There is no doubt that Facebook Gaming becomes the dark horse in the now three-horse streaming race. The social media company has stated that Facebook Gaming has over 700 million users interacting with the service at least once a month. Additionally, the site’s live user-created content has seen a 210% increase in watch hours, by the end of 2019. As a result, Facebook has lured Jeremy “DisguisedToast” Wang and Super Smash Bros. legend Gonzalo “ZeRo” Barrios from Twitch to ensure that growth continues.
Although it appears that Facebook Gaming is carving out pieces of Twitch’s audience, DisguisedToast has only amassed one-fifth the viewership he once had on his former platform. It is a situation similar to that of Ninja’s Mixer channel, which only has 3.1 million followers, 10 million fewer than his Twitch channel.
YouTube Gaming will do anything for your attention
With the site’s popularity worldwide, there is no surprise that YouTube’s streaming platform, YouTube Gaming, rules at least 27.9% of the game streaming market.

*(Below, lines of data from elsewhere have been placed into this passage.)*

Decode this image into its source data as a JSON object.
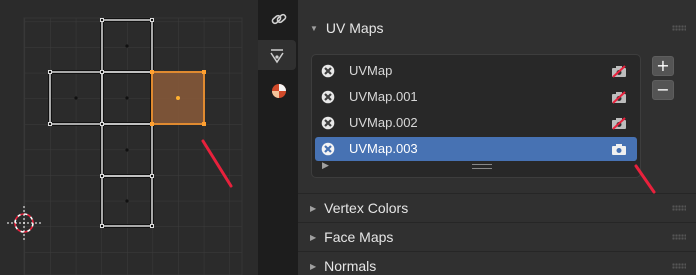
{
  "properties_tabs": [
    {
      "icon": "link-icon",
      "active": false
    },
    {
      "icon": "vertex-data-icon",
      "active": true
    },
    {
      "icon": "material-icon",
      "active": false
    }
  ],
  "uv_maps_panel": {
    "title": "UV Maps",
    "items": [
      {
        "label": "UVMap",
        "selected": false,
        "active_render": false
      },
      {
        "label": "UVMap.001",
        "selected": false,
        "active_render": false
      },
      {
        "label": "UVMap.002",
        "selected": false,
        "active_render": false
      },
      {
        "label": "UVMap.003",
        "selected": true,
        "active_render": true
      }
    ],
    "add_button": "+",
    "remove_button": "−"
  },
  "collapsed_sections": [
    {
      "title": "Vertex Colors"
    },
    {
      "title": "Face Maps"
    },
    {
      "title": "Normals"
    }
  ],
  "colors": {
    "selection_blue": "#4772b3",
    "selected_face_orange": "#e08a30",
    "annotation_red": "#e8213c"
  }
}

In 2019, all of the platform’s livestreams totaled a whopping 2.68 billion hours watched. It’s clear, however, that its 2 billion users favor content that is already posted to their favorite channels, as they put in 48 billion hours watching pre-made gaming content, in 2018.

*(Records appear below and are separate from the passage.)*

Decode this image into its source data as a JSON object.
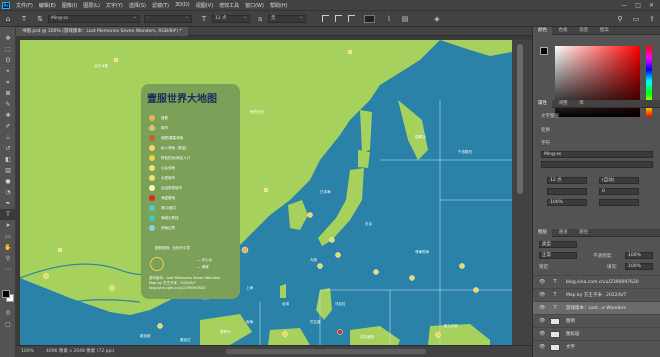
{
  "app": {
    "logo": "Ps"
  },
  "menu": [
    "文件(F)",
    "编辑(E)",
    "图像(I)",
    "图层(L)",
    "文字(Y)",
    "选择(S)",
    "滤镜(T)",
    "3D(D)",
    "视图(V)",
    "增效工具",
    "窗口(W)",
    "帮助(H)"
  ],
  "window_controls": [
    "—",
    "□",
    "✕"
  ],
  "options": {
    "font_family": "Ming-ss",
    "font_style": "-",
    "font_size": "12 点",
    "antialias": "无"
  },
  "doc_tab": "书图.psd @ 100% (游戏版本：Lost Memories Seven Wonders, RGB/8#) *",
  "legend": {
    "title": "壹服世界大地图",
    "items": [
      {
        "label": "首都",
        "color": "#e9b24a"
      },
      {
        "label": "城市",
        "color": "#d6c280"
      },
      {
        "label": "城堡/要塞领地",
        "color": "#c4622d"
      },
      {
        "label": "私人领地（数量）",
        "color": "#f6d36b"
      },
      {
        "label": "特色拍卖/商店入口",
        "color": "#f2d24a"
      },
      {
        "label": "公会领地",
        "color": "#f1e06a"
      },
      {
        "label": "大型城市",
        "color": "#f0e26f"
      },
      {
        "label": "自由贸易城市",
        "color": "#fff7b8"
      },
      {
        "label": "海盗基地",
        "color": "#d03024"
      },
      {
        "label": "港口/渡口",
        "color": "#54c7c2"
      },
      {
        "label": "海域分界线",
        "color": "#3ad2b8"
      },
      {
        "label": "领地边界",
        "color": "#8fd0e8"
      }
    ],
    "scale_label": "图例说明：比例尺示意",
    "compass_1": "— 中心点",
    "compass_2": "— 海域",
    "credits": [
      "游戏版本：Lost Memories Seven Wonders",
      "Map by 方王子米 · 2022/6/7",
      "blog.sina.com.cn/u/2390097620"
    ]
  },
  "map_labels": [
    "北方冰原",
    "勘察加",
    "西伯利亚",
    "千岛群岛",
    "日本海",
    "东京",
    "大阪",
    "北京",
    "上海",
    "台湾",
    "香港",
    "马尼拉",
    "菲律宾海",
    "南海",
    "巴拉望",
    "新加坡",
    "雅加达",
    "婆罗洲",
    "苏拉威西",
    "新几内亚"
  ],
  "status": {
    "zoom": "100%",
    "info": "4096 像素 x 2048 像素 (72 ppi)"
  },
  "panels": {
    "top_tabs": [
      "颜色",
      "色板",
      "渐变",
      "图案"
    ],
    "mid_tabs": [
      "属性",
      "调整",
      "库"
    ],
    "properties_title": "文字图层",
    "section_transform": "变换",
    "section_char": "字符",
    "char_font": "Ming-ss",
    "char_size": "12 点",
    "char_leading": "(自动)",
    "char_tracking": "0",
    "char_scale": "100%",
    "layers_tabs": [
      "图层",
      "通道",
      "路径"
    ],
    "layers_kind": "类型",
    "layers_mode": "正常",
    "layers_opacity_label": "不透明度:",
    "layers_opacity": "100%",
    "layers_lock_label": "锁定:",
    "layers_fill_label": "填充:",
    "layers_fill": "100%"
  },
  "layers": [
    {
      "name": "blog.sina.com.cn/u/2390097620",
      "type": "T",
      "selected": false
    },
    {
      "name": "Map by 方王子米 · 2022/6/7",
      "type": "T",
      "selected": false
    },
    {
      "name": "游戏版本：Lost...e Wonders",
      "type": "T",
      "selected": true
    },
    {
      "name": "图例",
      "type": "thumb",
      "selected": false
    },
    {
      "name": "图标层",
      "type": "thumb",
      "selected": false
    },
    {
      "name": "文字",
      "type": "thumb",
      "selected": false
    }
  ]
}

Although, this could change very soon. YouTube Gaming acquired the exclusive rights to have their biggest content creator, PewDiePie, stream only to their service. PewDiePie has over 104 million subscribers, so expect YouTube Gaming to creep up on Twitch’s lead, with this one move alone.
With PewDiePie locked in, do not be surprised if YouTube also makes a run at Ninja, as it is unknown which platform the biggest streamer in the world will be using. Whether they get him or not, expect YouTube Gaming to be a much larger household name than usual, especially with the addition of three former Twitch stars, Rachell “Valkyrae” Hofstetter, Elliot “Muselk” Watkins, and Lannan “LazarBeam” Eacott.
Will Twitch be dethroned?
Believe it or not, even after the loss of Ninja and other major streamers, Twitch has only become stronger and more popular. In fact, the quarantine period has pushed the streaming service to immeasurable heights, as its already collected 6.75 billion hours of viewed content in the first five months of 2020. To compare, the service notched 9.34 billion watched hours in all of 2019.
In this newfound renaissance, Twitch has also more than doubled its streamer count, from 3.5 to 7.4 million, since March 2020. Twitch’s biggest streamers include Turner “Tfue” Tenney with 8.5 million followers, Ali “Myth” Kabbani with 6.6 million followers, and Jaryd “summit1g” Lazar with 5.4 million followers.
What will the rest of 2020 look like for these services?
With Xbox head, Phil Spencer, hinting at Xbox consoles finally being able to stream natively on Twitch, it will be a long road for those lagging behind the streaming behemoth. What will matter the most is where these former Mixer streamers, like Ninja, will go. In addition, Sony has yet to confirm which service players can natively stream from with the PS5, which may be nerve-wracking to some. In short, expect these platforms to work hard for your attention this year.